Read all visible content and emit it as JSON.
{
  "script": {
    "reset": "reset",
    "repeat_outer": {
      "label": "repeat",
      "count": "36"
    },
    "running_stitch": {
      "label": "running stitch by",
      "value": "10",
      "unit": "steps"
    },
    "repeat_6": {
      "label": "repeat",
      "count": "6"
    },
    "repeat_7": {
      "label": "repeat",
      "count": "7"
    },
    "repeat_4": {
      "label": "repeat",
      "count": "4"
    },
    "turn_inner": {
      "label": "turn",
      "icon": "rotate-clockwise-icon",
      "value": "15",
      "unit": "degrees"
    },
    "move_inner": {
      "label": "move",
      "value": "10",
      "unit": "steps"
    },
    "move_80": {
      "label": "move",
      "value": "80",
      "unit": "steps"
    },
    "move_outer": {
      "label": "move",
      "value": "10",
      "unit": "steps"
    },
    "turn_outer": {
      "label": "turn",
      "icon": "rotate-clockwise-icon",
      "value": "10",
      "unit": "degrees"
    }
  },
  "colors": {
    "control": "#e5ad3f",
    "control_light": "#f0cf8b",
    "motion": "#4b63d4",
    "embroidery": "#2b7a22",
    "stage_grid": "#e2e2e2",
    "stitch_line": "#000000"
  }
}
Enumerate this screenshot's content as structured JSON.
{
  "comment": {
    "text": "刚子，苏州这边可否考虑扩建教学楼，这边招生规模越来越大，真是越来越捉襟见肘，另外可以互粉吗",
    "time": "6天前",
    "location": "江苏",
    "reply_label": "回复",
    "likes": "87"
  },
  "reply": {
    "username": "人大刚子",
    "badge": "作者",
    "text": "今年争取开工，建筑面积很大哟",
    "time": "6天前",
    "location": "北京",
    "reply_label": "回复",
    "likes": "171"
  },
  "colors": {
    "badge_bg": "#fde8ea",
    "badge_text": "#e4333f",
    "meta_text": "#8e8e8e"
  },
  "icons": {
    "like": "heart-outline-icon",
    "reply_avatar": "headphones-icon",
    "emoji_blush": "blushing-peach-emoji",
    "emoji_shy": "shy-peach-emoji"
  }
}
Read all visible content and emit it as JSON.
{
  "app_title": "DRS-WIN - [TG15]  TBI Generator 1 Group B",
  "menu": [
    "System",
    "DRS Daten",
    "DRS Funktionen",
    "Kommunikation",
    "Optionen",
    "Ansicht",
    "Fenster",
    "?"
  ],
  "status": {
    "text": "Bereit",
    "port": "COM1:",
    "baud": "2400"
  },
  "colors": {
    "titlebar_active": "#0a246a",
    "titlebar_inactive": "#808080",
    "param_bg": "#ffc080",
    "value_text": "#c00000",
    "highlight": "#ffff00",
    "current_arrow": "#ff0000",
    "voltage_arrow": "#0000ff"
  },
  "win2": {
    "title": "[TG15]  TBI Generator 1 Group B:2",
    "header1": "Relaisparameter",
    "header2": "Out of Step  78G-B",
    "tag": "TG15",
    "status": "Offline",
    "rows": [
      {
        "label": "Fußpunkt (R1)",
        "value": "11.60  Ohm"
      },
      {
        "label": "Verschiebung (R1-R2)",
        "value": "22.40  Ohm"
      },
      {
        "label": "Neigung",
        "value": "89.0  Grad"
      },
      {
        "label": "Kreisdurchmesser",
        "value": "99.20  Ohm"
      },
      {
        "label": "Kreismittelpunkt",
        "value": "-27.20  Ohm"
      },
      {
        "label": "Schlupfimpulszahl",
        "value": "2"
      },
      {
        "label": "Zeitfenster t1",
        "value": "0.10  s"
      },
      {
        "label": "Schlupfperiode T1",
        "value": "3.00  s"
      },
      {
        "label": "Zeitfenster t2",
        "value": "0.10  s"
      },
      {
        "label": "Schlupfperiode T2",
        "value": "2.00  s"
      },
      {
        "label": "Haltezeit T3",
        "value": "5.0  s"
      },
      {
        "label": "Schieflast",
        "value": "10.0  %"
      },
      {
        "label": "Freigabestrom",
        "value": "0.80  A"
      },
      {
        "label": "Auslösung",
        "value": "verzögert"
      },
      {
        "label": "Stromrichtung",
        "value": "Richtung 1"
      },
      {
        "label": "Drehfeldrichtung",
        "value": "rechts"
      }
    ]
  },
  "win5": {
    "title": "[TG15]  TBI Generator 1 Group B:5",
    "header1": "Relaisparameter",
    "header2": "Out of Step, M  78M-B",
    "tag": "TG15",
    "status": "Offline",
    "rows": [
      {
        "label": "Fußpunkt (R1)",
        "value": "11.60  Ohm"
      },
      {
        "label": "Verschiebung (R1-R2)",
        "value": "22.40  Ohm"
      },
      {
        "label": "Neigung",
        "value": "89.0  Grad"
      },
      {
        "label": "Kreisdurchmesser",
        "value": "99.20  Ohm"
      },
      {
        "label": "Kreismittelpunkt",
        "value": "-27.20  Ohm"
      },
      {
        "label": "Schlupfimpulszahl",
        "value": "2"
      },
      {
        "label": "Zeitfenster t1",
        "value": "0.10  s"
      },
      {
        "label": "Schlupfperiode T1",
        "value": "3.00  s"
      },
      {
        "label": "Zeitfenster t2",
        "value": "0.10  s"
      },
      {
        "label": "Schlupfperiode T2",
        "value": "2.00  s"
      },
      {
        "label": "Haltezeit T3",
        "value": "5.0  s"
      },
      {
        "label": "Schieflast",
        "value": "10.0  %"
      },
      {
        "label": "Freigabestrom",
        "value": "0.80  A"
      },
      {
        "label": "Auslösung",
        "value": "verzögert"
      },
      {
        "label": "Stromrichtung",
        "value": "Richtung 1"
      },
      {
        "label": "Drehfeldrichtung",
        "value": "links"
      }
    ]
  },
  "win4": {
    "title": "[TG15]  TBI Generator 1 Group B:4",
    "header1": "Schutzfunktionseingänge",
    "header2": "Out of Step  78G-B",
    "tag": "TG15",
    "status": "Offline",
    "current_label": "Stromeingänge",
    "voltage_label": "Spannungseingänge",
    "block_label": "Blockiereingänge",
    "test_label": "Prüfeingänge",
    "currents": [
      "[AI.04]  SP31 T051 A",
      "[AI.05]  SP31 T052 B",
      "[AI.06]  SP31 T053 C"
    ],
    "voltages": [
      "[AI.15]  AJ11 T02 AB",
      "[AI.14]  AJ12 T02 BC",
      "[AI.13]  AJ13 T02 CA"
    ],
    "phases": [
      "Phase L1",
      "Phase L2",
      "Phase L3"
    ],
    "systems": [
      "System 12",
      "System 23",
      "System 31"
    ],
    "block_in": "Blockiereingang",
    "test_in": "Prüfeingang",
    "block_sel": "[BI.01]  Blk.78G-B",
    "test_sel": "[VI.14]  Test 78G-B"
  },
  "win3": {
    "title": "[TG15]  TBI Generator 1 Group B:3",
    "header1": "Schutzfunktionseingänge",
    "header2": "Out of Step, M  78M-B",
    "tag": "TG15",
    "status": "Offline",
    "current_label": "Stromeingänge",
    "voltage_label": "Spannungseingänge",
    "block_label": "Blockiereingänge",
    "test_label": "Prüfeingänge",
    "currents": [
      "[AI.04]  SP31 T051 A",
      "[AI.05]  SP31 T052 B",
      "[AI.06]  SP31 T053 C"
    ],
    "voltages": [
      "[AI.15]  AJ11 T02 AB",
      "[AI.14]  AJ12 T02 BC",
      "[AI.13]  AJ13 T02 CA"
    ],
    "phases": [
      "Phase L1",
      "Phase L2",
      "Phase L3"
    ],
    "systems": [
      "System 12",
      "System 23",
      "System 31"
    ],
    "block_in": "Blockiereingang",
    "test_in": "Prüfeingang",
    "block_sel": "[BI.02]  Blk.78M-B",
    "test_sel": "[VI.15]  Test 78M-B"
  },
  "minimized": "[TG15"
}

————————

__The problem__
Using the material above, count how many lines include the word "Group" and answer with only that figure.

__Expected answer__
5